  • 52:24: more balance everything is just a striving for balance balancing you know elements and phrasing of speed and tastes and Lear says when all this everything is just a balance you know so a purity and more balance and just a continual refinement of intonation and you know just to try to get better to approach some of my peak some of the people that I'd lie so much like Jascha Heifetz or you know Joseph Hoffman or Allan Holdsworth Pat Metheny you know some of the wonderful people well I think people should just get into music
  • 52:57: more than just specifically guitar when when I started playing guitar I wasn't really worried about getting all that much better anything I just played it because I enjoyed it and I've just played a lot of pop songs a lot of rock songs and and the technique thing just kind of came naturally but I always I went through a period there when I was a kid and we're being kind of really obsessed with the technical kind into things but but now it's just the music that matters to me and I think kids instead of and people starting to play

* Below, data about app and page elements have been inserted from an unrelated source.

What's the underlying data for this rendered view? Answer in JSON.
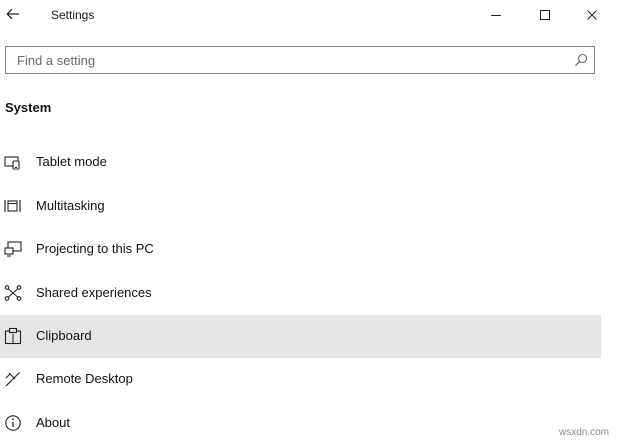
{
  "window": {
    "title": "Settings",
    "controls": {
      "back_icon": "arrow-left-icon",
      "minimize_icon": "minimize-icon",
      "maximize_icon": "maximize-icon",
      "close_icon": "close-icon"
    }
  },
  "search": {
    "placeholder": "Find a setting",
    "value": "",
    "icon": "search-icon"
  },
  "section": {
    "title": "System"
  },
  "nav": {
    "items": [
      {
        "label": "Tablet mode",
        "icon": "tablet-mode-icon",
        "selected": false
      },
      {
        "label": "Multitasking",
        "icon": "multitasking-icon",
        "selected": false
      },
      {
        "label": "Projecting to this PC",
        "icon": "projecting-icon",
        "selected": false
      },
      {
        "label": "Shared experiences",
        "icon": "shared-experiences-icon",
        "selected": false
      },
      {
        "label": "Clipboard",
        "icon": "clipboard-icon",
        "selected": true
      },
      {
        "label": "Remote Desktop",
        "icon": "remote-desktop-icon",
        "selected": false
      },
      {
        "label": "About",
        "icon": "info-icon",
        "selected": false
      }
    ]
  },
  "watermark": "wsxdn.com",
  "colors": {
    "selected_background": "#e6e6e6",
    "search_border": "#8a8a8a"
  }
}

  • 53:28: the guitar instead of just thinking they have to accumulate all this tremendous stuff and then make music I think it's important to just make music at whatever technical level you're at because I've heard some of the greatest music of with guitars that have no technique and some of the music that has the most technique in the world it doesn't matter there's wonderful music we made at any technical level so people instead of just working on technique should really try to just express themselves in a musical way at whatever level they're at I think people should try to put music in a more
  • 53:58: historical perspective instead of just being into what's now you know it's like planned obsolescence of the music industry where the only hot thing is the thing now I mean there's still recordings you can go back to from the 50s the to 1910 and just have the most valid modern expression so this whole trend in the business toward everything always being geared toward what's new I think that's a little destructive in a way because people don't get the context of things and historical context well I guess I just do a lot of different things and people should try to listen to me and all sorts
  • 54:30: of other things in music and also an art or movies or culture in general I think people should try to see things for what they are and just just listen to something for what it is instead of coming to it with a preconceived set of notions and then judging it against what they are already have in their head they should just clear your head and just listen to something for what it is in and of itself and judge it like that that's about all the time we have now
  • 55:24: for part two hope to see you again on some future instructional releases and again I would urge you to by my powers of 10 album on Warner Brothers if you haven't done so already I'd like to think of you people that have helped me make this possible it's Roger Hutchinson Joe presume it's Steve Scoville Keith Wyatt record one for letting us shoot some of the footage in here Andy John's real Roga and my band Barry Bay's Doug Scarborough and Sean Burton it's gonna be a long list but anyway I'd like to thank these people very much and
  • 55:54: thank you for purchasing the video and hope to see you soon on tour Oh